The Commissioner then filed an on notice restraining order application along with an alternative freezing order application in relation to the $23,000.  Ms Harrison successfully opposed those applications in the High Court. The High Court found it had no jurisdiction to grant either application. 

The Commissioner then appealed to this Court. 

The Court has dismissed the appeal and awarded costs to Ms Harrison.  The Court’s reasons were as follows: 
(a)  It is not possible under the Criminal Proceeds (Recovery) Act to obtain a restraining order after final forfeiture orders have been made. 

(b) A debt owing under a profit forfeiture order may be enforced through the means of a freezing order against property acquired by a respondent even although the property in question was not specified in the forfeiture order. To the extent that the decision of this Court in Doorman v Commissioner of Police decided otherwise, we consider it was wrong and should not be followed. 
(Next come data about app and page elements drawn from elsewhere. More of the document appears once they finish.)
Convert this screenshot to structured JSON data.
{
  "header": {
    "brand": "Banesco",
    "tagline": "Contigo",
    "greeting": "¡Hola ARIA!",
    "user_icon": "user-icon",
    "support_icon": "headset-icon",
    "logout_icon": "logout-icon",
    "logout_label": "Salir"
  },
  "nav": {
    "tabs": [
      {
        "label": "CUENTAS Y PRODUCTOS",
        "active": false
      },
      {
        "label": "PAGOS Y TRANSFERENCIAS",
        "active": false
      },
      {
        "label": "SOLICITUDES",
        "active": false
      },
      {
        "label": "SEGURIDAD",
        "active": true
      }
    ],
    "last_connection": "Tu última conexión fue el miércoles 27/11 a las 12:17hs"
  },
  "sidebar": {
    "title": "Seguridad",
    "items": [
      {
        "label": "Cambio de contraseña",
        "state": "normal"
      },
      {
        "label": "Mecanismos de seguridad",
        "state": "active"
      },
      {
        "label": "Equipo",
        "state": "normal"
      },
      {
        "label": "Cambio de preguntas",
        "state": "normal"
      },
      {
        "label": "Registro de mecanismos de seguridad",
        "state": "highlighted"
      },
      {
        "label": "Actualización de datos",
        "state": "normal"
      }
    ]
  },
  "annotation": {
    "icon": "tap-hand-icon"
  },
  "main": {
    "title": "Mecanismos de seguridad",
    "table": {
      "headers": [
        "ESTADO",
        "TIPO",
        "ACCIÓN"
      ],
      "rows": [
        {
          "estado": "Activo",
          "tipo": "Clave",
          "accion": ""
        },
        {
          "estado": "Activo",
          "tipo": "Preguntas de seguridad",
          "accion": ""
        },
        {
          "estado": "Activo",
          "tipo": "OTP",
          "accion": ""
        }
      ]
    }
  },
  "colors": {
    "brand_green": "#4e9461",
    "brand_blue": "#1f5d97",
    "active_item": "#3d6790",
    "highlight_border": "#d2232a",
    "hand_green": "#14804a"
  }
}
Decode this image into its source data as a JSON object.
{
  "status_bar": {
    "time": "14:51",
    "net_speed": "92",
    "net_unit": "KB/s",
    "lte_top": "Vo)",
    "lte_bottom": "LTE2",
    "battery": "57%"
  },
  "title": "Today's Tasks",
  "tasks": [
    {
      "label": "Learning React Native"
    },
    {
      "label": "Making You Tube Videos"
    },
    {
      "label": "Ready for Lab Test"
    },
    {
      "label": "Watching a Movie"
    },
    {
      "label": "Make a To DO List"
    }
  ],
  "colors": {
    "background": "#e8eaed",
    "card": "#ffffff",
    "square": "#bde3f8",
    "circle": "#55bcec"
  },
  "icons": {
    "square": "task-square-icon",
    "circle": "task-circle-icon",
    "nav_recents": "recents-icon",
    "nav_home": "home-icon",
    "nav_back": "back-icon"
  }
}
(c) In this case however, a freezing order is not available to the Commissioner, because for so long as the $23,000 remains in the Public Trust account, it is still being held under the terms of the trust deed of the particular KiwiSaver scheme of which Ms Harrison is a member and it still forms part of her member’s account. That means s 127 of the KiwiSaver Act 2006 does still apply to preclude any enforcement action. 
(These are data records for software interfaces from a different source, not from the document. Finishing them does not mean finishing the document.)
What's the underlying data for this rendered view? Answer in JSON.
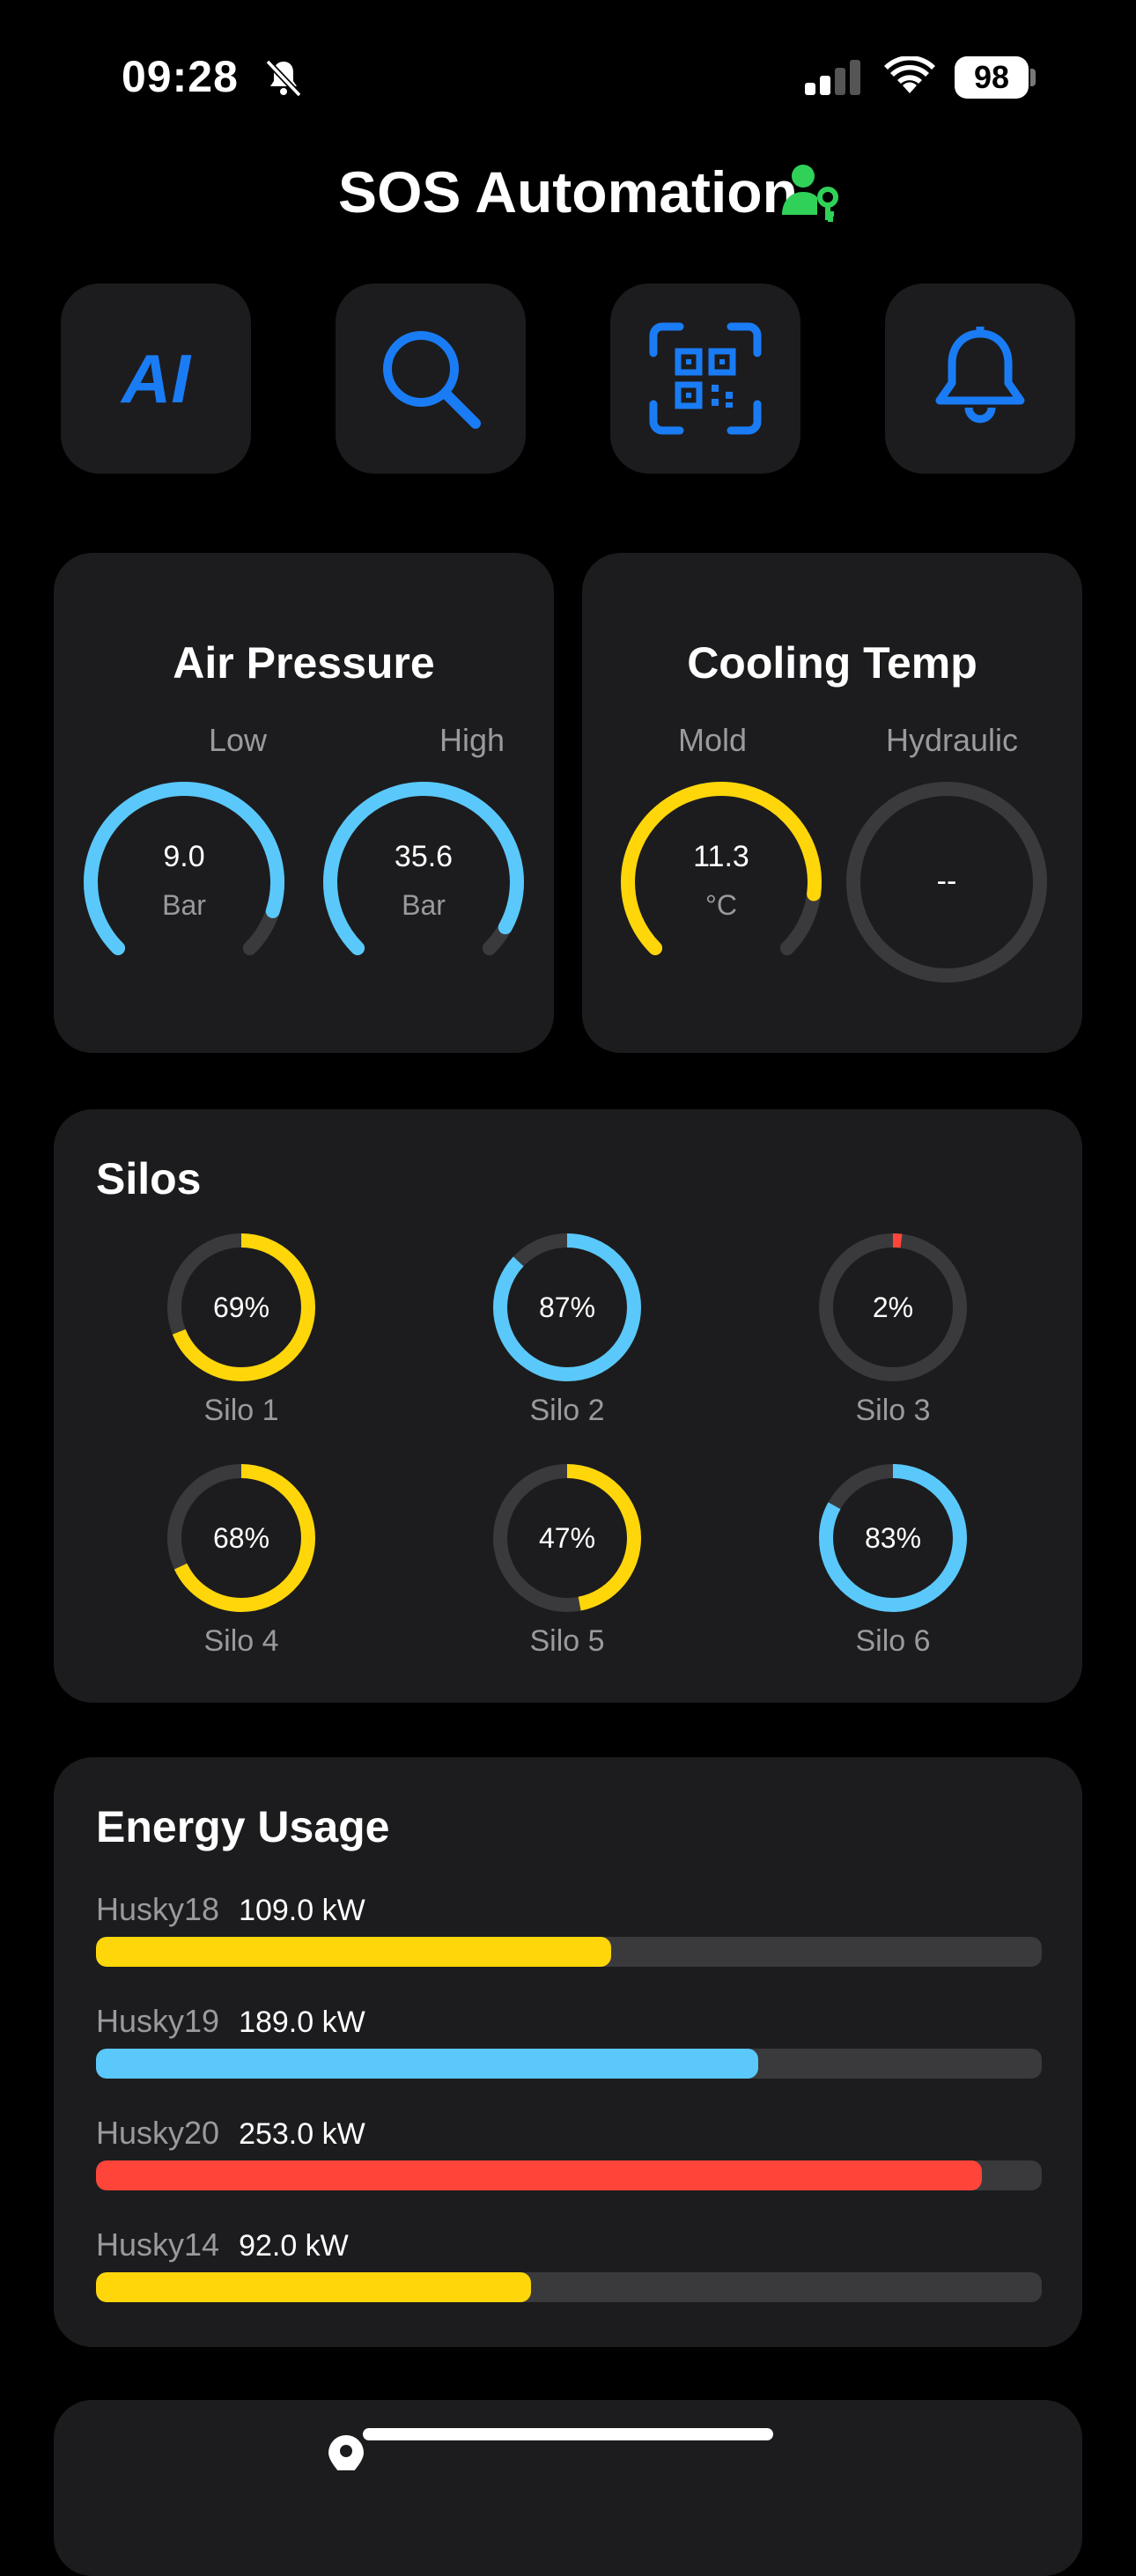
{
  "status": {
    "time": "09:28",
    "battery": "98"
  },
  "header": {
    "title": "SOS Automation",
    "user_icon": "person-key-icon"
  },
  "quick_actions": [
    {
      "label": "AI",
      "icon": "ai-icon"
    },
    {
      "icon": "search-icon"
    },
    {
      "icon": "qr-scan-icon"
    },
    {
      "icon": "bell-icon"
    }
  ],
  "air_pressure": {
    "title": "Air Pressure",
    "gauges": [
      {
        "label": "Low",
        "value": "9.0",
        "unit": "Bar",
        "fraction": 0.9
      },
      {
        "label": "High",
        "value": "35.6",
        "unit": "Bar",
        "fraction": 0.94
      }
    ]
  },
  "cooling_temp": {
    "title": "Cooling Temp",
    "gauges": [
      {
        "label": "Mold",
        "value": "11.3",
        "unit": "°C",
        "fraction": 0.86
      },
      {
        "label": "Hydraulic",
        "value": "--",
        "unit": "",
        "fraction": 0
      }
    ]
  },
  "silos": {
    "title": "Silos",
    "items": [
      {
        "name": "Silo 1",
        "percent": "69%",
        "value": 69,
        "color": "#FFD60A"
      },
      {
        "name": "Silo 2",
        "percent": "87%",
        "value": 87,
        "color": "#5AC8FA"
      },
      {
        "name": "Silo 3",
        "percent": "2%",
        "value": 2,
        "color": "#FF453A"
      },
      {
        "name": "Silo 4",
        "percent": "68%",
        "value": 68,
        "color": "#FFD60A"
      },
      {
        "name": "Silo 5",
        "percent": "47%",
        "value": 47,
        "color": "#FFD60A"
      },
      {
        "name": "Silo 6",
        "percent": "83%",
        "value": 83,
        "color": "#5AC8FA"
      }
    ]
  },
  "energy": {
    "title": "Energy Usage",
    "items": [
      {
        "name": "Husky18",
        "value": "109.0 kW",
        "fraction": 0.545,
        "color": "#FFD60A"
      },
      {
        "name": "Husky19",
        "value": "189.0 kW",
        "fraction": 0.7,
        "color": "#5AC8FA"
      },
      {
        "name": "Husky20",
        "value": "253.0 kW",
        "fraction": 0.937,
        "color": "#FF453A"
      },
      {
        "name": "Husky14",
        "value": "92.0 kW",
        "fraction": 0.46,
        "color": "#FFD60A"
      }
    ]
  },
  "colors": {
    "accent": "#1A7CF5",
    "green": "#30D158",
    "track": "#3A3A3C",
    "card": "#1C1C1E"
  }
}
In the judgment, the Court also observed that the issue of the relationship between the Criminal Proceeds (Recovery) Act and the KiwiSaver Act requires urgent legislative attention. It says that apart from the fact scenario that arose in this case, another crucial matter that needs to be addressed is what happens when KiwiSaver members turn 65.  As matters currently stand, the Court said it was not persuaded there are compelling reasons to treat KiwiSaver schemes as so sacrosanct as to be beyond the reach of the Crown under the Criminal Proceeds (Recovery) Act.  However, that was not the case before the Court and in any event given the competing policy considerations and the importance of avoiding further delay and uncertainty, may well be an issue best resolved by Parliament.